EXERCISE DESCRIPTION: Please tally how many lines in the entries below include the word "label", giving only the number.

Entries from a dataset of interfaces:
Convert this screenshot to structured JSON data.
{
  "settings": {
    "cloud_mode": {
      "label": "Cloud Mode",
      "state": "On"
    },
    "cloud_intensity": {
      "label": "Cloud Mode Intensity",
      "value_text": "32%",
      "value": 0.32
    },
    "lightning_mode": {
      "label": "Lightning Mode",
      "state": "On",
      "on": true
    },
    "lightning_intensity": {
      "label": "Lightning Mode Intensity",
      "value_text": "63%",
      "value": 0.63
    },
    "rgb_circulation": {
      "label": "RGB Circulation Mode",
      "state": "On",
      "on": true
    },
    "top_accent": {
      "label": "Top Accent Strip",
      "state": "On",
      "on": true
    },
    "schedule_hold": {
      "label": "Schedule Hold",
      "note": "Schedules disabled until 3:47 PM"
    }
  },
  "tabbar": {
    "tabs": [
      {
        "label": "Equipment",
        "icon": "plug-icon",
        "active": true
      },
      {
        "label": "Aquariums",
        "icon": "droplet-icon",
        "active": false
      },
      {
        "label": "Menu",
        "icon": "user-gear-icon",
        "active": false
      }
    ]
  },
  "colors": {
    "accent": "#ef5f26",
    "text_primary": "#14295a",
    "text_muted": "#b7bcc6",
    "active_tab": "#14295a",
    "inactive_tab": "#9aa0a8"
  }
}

TASK ANSWER: 10